Wednesday, December 23
Another one bites the dust.
Saab announced this week that the brand is going to fade away, like several other car brands this 18 months. Not sure if many of you remember, but there was a day when Saab was the "it" car. I was living in Boston right after college and it seemed like everybody had a Saab. And to have the Saab convertible was the end all be all. And then came BMW....
It's sad, actually. Partly because I hate to see good brands go away and because I'm sure it means that many many people have lost jobs as a result. But it's also sad because I think it could have been avoided with better marketing. Specifically a better understanding of what consumers want in a car.
It's easy to blame the disappearance of Saab on the economy. With joblessness at an all time high, luxury cars are, well, a luxury.
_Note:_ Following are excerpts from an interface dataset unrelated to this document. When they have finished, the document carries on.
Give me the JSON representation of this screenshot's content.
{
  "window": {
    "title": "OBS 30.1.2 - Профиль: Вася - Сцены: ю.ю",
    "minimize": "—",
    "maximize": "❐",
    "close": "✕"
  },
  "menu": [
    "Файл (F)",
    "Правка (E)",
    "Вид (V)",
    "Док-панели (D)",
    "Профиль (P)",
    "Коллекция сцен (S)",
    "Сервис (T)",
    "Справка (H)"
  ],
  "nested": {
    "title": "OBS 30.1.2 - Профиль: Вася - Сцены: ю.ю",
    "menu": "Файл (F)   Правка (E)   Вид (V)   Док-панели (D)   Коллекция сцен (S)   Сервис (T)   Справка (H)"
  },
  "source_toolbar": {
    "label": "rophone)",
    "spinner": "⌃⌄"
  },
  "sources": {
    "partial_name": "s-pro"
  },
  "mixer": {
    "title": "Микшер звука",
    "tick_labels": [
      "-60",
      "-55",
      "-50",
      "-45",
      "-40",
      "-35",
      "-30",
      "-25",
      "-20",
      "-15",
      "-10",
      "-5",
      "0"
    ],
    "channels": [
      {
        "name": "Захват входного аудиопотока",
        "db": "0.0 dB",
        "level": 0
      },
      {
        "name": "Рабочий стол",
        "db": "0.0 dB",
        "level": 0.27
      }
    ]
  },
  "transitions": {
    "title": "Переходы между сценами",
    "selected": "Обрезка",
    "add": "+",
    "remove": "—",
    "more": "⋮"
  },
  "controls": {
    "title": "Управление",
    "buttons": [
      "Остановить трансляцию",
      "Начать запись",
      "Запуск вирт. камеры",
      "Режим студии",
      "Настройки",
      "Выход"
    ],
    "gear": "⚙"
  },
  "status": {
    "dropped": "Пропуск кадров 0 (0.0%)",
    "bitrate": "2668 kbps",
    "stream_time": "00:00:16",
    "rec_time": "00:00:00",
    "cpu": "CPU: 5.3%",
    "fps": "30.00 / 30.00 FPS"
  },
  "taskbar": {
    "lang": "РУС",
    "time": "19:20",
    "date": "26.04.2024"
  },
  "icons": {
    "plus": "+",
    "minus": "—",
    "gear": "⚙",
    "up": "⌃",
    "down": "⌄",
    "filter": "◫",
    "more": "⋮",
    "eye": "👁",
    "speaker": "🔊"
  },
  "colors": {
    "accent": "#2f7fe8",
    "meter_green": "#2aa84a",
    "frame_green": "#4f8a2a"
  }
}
The economy is a bit of a scapegoat here, though, because I think with better marketing that this car brand (and many others) could be alive and kicking.
Look at Ford and Suburu. Ford has downsized its line (and it's cars AND it's fuel in take AND it's cost structure), and spends the most of any carmaker on social media marketing initiatives. Seems like they have a better understanding of its consumer.
And Suburu has been known for years as really listening to consumers, loading their cars with features, and providing great customer service.
The auto industry in general, and Saab specifically since it's in the spotlight here, has simply not caught up. The industry hasn't listened to consumers and it hasn't given them what they need. The brands are not connecting with consumers in their marketing programs, helping them to live a better life.
Do we need to see one more television commercial of a car speeding along a windy California road. Or listen to one more "winter sales event"? C'mon, connect with me! Please.
I know that I personally need a new car. I have a 7 (yes 7) year old Land Rover Discovery with 149,000 miles on it (yes, 149,000 miles). I need a new car. But I am so dis-interested. There's nothing out there that excites me, that speaks to me, or that I want to incorporate into my life. It's ridiculous, actually.
That's not good marketing. And I'm afraid that Saab is paying for it now.
What's your experience? Jim.